The Washington State Senate Health Care Committee has unanimously passed a measure that would add post traumatic stress disorder (PTSD) as a qualifying condition for those wanting to become medical cannabis patients.
Senate Bill 5379, which was filed by Senator Steve Hobbs who’s an active member of the Army National Guard, has been sent to the Senate Rules Committee, where its passage will set it up for a full Senate vote.
The unanimous vote is in line with recent science, which shows cannabis to be beneficial for those suffering with PTSD.
According to a study published in June, 2014 in the journal Neuropsychopharmacology, cannabinoids may provide a viable treatment option for PTSD. A study published a short while later in December in the journal Psychoneuroendocrinology found that cannabis can treat PTSD-induced nightmares.
In November, 2013, a government-funded study using human trials found that the cannabinoid system “may serve as a promising target for innovative intervention strategies (e.g. pharmacological enhancement of exposure-based therapy) in PTSD and other fear learning-related disorders.”
According to the National Institute of Health, PTSD affects around 7.7 million people in the United States.

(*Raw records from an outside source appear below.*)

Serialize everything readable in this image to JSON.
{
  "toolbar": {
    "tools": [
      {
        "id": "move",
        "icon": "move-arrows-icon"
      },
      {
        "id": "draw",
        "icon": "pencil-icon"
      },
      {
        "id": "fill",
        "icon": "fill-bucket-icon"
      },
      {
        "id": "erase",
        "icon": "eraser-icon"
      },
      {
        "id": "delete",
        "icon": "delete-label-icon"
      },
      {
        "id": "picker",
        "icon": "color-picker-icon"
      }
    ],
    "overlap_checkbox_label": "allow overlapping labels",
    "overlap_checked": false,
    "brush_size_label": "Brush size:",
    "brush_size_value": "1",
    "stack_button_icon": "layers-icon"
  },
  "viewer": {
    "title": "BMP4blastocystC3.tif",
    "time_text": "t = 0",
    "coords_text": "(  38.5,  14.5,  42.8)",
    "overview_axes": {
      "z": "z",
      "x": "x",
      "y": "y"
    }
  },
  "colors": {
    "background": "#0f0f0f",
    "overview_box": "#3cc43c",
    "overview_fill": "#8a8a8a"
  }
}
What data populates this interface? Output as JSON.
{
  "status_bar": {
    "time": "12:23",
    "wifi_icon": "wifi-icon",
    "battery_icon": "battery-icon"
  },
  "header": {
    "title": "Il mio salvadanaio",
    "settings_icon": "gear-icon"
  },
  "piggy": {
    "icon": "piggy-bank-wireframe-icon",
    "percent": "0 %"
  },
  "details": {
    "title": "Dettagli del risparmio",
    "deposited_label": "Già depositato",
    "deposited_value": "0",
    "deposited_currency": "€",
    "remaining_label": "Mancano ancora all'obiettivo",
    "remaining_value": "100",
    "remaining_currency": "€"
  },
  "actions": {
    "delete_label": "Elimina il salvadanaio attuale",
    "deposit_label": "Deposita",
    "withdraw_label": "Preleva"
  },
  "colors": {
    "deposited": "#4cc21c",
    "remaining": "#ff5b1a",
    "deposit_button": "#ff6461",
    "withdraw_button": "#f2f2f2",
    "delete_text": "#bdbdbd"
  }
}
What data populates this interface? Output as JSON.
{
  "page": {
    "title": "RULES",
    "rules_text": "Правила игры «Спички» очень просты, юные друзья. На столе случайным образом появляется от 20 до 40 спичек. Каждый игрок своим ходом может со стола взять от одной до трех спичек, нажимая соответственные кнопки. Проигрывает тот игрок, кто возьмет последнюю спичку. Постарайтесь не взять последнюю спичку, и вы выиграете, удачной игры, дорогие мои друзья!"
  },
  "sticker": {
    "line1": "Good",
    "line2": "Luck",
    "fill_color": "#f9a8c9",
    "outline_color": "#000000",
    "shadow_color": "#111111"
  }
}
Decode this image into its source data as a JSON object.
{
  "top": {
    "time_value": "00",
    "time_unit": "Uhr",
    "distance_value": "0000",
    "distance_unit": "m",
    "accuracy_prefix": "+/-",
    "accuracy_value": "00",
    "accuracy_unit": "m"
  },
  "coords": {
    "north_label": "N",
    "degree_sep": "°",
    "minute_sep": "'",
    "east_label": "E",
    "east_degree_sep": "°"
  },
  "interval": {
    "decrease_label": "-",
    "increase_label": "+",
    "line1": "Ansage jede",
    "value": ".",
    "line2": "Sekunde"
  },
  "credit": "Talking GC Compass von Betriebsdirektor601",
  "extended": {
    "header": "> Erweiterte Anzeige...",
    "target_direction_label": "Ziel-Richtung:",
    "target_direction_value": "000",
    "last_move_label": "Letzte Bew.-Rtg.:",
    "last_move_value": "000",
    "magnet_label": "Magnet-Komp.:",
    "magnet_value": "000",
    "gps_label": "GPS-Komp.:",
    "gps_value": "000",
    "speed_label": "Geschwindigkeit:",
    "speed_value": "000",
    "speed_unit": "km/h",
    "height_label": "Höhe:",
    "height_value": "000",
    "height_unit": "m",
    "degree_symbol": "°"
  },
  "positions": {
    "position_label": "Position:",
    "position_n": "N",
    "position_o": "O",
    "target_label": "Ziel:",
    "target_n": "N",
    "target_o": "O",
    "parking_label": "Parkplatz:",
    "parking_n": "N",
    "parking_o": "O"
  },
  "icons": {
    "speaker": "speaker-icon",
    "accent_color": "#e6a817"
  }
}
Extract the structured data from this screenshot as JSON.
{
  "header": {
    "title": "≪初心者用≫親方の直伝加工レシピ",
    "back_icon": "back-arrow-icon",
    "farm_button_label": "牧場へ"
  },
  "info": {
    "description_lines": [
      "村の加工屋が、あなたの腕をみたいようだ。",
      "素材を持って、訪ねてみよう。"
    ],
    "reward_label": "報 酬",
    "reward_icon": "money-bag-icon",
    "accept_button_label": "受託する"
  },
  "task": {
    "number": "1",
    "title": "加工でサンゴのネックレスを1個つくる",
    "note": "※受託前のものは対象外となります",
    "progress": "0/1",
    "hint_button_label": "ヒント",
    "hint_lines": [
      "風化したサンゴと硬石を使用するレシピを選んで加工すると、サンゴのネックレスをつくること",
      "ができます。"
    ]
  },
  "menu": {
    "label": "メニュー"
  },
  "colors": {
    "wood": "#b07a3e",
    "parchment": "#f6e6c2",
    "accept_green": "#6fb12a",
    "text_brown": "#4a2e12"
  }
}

If Senate Bill 5379 is approved into law, Washington will join Michigan, California, Connecticut, Delaware, Maine, Massachusetts, New Mexico, Arizona and Oregon as states that have PTSD as a qualifying medical cannabis condition.